Do felonies and misdemeanors make sense for the record?
Felonies and misdemeanors will both appear on a person’s record, however felonies are more serious offenses that can have long-term consequences. Depending on the jurisdiction and type of crime, a felony conviction may result in jail time as well as difficulty finding employment, housing, or other basic necessities.
Is there a legal difference between felony and misdemeanor cases?
Committing a crime can result in either a misdemeanor or a felony charge, depending on its severity. A felony is a significantly more serious offense than a misdemeanor, carrying heavier penalties including longer jail sentences.
Can classifying a crime as a felony or misdemeanor affect rights?

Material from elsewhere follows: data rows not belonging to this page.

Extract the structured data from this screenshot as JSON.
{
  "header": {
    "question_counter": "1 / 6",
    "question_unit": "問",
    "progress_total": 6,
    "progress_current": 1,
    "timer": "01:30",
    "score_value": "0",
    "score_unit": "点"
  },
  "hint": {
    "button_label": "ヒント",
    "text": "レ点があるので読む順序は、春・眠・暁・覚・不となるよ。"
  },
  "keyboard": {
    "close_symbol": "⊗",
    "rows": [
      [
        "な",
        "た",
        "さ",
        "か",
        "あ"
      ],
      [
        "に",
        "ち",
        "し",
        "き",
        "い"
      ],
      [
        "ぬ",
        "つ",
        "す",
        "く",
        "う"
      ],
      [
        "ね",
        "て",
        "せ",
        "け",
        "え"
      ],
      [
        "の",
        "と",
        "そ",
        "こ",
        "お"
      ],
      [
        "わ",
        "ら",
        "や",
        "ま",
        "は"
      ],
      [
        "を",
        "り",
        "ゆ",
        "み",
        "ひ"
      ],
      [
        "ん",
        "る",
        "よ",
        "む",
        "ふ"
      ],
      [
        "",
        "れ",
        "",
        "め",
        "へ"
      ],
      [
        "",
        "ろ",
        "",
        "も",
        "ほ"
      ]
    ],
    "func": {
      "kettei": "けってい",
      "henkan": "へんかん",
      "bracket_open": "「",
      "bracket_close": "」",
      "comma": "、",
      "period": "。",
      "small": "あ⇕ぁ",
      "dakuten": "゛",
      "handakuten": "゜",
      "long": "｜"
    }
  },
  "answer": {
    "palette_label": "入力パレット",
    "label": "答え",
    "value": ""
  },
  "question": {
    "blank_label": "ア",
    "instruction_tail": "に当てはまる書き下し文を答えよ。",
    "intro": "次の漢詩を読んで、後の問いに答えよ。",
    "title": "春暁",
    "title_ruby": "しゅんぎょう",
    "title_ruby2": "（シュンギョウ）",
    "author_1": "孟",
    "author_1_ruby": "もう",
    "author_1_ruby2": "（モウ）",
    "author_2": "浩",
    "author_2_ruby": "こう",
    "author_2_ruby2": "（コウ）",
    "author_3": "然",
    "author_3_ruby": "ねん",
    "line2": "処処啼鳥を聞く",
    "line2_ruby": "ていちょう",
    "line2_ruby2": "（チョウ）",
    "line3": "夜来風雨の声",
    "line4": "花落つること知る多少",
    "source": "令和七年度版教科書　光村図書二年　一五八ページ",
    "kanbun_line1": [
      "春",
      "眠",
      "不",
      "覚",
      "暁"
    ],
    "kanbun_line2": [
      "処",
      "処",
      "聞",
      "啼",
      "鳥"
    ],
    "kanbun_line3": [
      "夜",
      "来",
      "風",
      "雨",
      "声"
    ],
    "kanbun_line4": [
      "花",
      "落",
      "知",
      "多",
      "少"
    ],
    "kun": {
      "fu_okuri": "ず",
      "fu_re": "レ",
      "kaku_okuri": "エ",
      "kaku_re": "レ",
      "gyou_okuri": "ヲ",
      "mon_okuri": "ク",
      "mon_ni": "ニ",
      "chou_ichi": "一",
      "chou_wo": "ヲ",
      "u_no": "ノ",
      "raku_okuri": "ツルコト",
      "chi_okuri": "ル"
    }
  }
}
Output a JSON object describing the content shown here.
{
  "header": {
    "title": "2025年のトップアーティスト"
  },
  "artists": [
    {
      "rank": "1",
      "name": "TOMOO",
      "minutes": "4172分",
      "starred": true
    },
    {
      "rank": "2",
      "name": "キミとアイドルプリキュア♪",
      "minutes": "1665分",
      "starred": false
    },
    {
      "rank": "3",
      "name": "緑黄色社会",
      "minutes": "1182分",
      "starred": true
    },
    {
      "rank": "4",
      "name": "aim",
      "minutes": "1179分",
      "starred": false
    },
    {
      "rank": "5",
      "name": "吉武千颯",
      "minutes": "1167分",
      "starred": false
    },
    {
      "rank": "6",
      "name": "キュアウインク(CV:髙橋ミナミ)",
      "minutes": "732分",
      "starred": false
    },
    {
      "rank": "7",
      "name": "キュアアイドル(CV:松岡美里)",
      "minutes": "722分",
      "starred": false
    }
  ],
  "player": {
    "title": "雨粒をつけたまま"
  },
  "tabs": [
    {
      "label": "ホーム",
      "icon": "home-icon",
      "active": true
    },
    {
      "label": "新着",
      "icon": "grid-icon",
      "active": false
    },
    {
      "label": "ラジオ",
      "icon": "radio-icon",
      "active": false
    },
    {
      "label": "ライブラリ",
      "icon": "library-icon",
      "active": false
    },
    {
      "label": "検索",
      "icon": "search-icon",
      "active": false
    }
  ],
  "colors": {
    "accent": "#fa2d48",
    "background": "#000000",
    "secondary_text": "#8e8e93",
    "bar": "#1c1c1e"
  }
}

When convicted of a felony, certain civil rights may be revoked. This can differ depending on the state, but typically includes the loss of rights to own or carry firearms, vote, and hold public office.
Can the same offense be classified as a felony or misdemeanor?
Offenses can receive different classifications depending on the situation, including prior convictions. A first-time shoplifting offense is normally considered a misdemeanor, whereas a second or third shoplifting offense may be upgraded to a felony.
Do felonies and misdemeanors carry a stigma?
Felonies can carry a certain stigma that affects an individual’s ability to obtain housing or employment, while misdemeanors are less likely to have the same negative impact. However, depending on the type of charge and the person’s background, some misdemeanors may be seen as more serious offenses than others.
Can a misdemeanor be upgraded to a felony?
Did you know that a misdemeanor charge can become a felony for individuals with a criminal history? Prior convictions in a person’s criminal record can elevate misdemeanor charges to felony status. Instances of repeated domestic violence, shoplifting, or driving under the influence are some examples where this may occur. Stay informed and remember the potential consequences of past criminal actions.
Do statutes of limitations differ for felony and misdemeanor?
When it comes to the law, time is of the essence. If you’re dealing with a misdemeanor, know that the statute of limitations is two years. For felonies, it’s generally three years – but keep in mind that this can vary. Certain felonies have a specified statute of limitations, with limits ranging from five to ten years. Stay informed and stay on top of the clock to avoid any unwanted surprises.
Do felonies and misdemeanors affect the ability to appeal?
Felonies and misdemeanors can affect the ability to appeal. Depending on the severity of the offense and the laws in your state, a felony or misdemeanor conviction may result in restrictions on filing an appeal.
Conclusion: Difference Between Felony And Misdemeanor
The difference between a felony and misdemeanor is the severity of the offense and the respective punishments that come with them. Felonies are typically more serious crimes than misdemeanors, carrying a minimum of one year in prison (and sometimes longer depending on the crime). Misdemeanors usually involve minor infractions such as disorderly conduct, drinking in public, trespassing, vandalism and driving without a valid license. An experienced criminal defense attorney can advise you on your case, help you understand the charges that have been filed against you and provide guidance on potential outcomes should the case go to trial.
Susan Wright is an esteemed public servant and tireless advocate for her community. She is the widow of the late Honorable Ron Wright, and is dedicated to fighting for freedom in their shared home of Tarrant County. With over thirty years of experience and an unwavering commitment to service, Susan has served on a multitude of boards and commissions, such as the Arlington Transportation Advisory Committee, Ft. Worth Community Development Council, Tarrant County Crime Commission and more. As a seasoned veteran with extensive insight into the legislative process, she is poised to make an impactful difference from day one.